# [The task]
Please say how many lines in the records below contain the word "title", giving only the number.

-- Data extract follows --

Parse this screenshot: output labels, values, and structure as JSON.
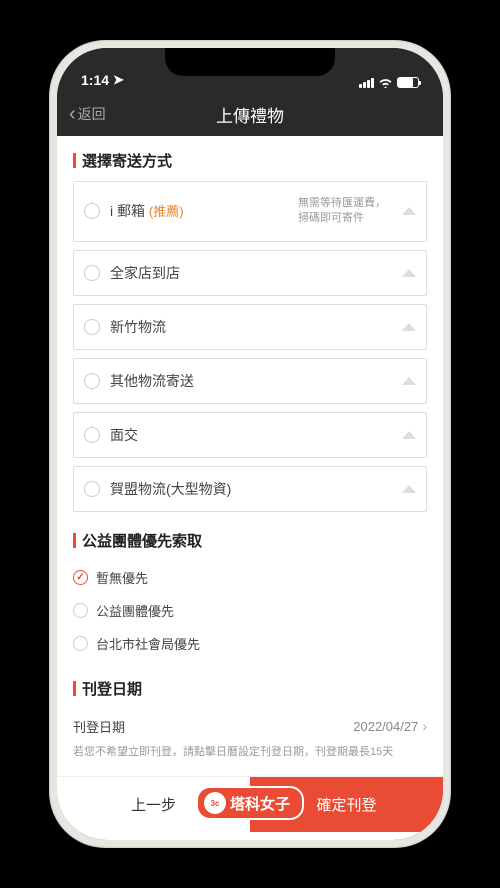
{
  "statusbar": {
    "time": "1:14"
  },
  "nav": {
    "back": "返回",
    "title": "上傳禮物"
  },
  "section_shipping": {
    "title": "選擇寄送方式",
    "options": [
      {
        "label": "i 郵箱",
        "recommend": "(推薦)",
        "desc1": "無需等待匯運費，",
        "desc2": "掃碼即可寄件"
      },
      {
        "label": "全家店到店"
      },
      {
        "label": "新竹物流"
      },
      {
        "label": "其他物流寄送"
      },
      {
        "label": "面交"
      },
      {
        "label": "賀盟物流(大型物資)"
      }
    ]
  },
  "section_priority": {
    "title": "公益團體優先索取",
    "items": [
      {
        "label": "暫無優先",
        "checked": true
      },
      {
        "label": "公益團體優先",
        "checked": false
      },
      {
        "label": "台北市社會局優先",
        "checked": false
      }
    ]
  },
  "section_date": {
    "title": "刊登日期",
    "label": "刊登日期",
    "value": "2022/04/27",
    "help": "若您不希望立即刊登，請點擊日曆設定刊登日期，刊登期最長15天"
  },
  "footer": {
    "prev": "上一步",
    "confirm": "確定刊登"
  },
  "badge": {
    "icon": "3c",
    "text": "塔科女子"
  }
}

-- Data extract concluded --

# [Written solution]
4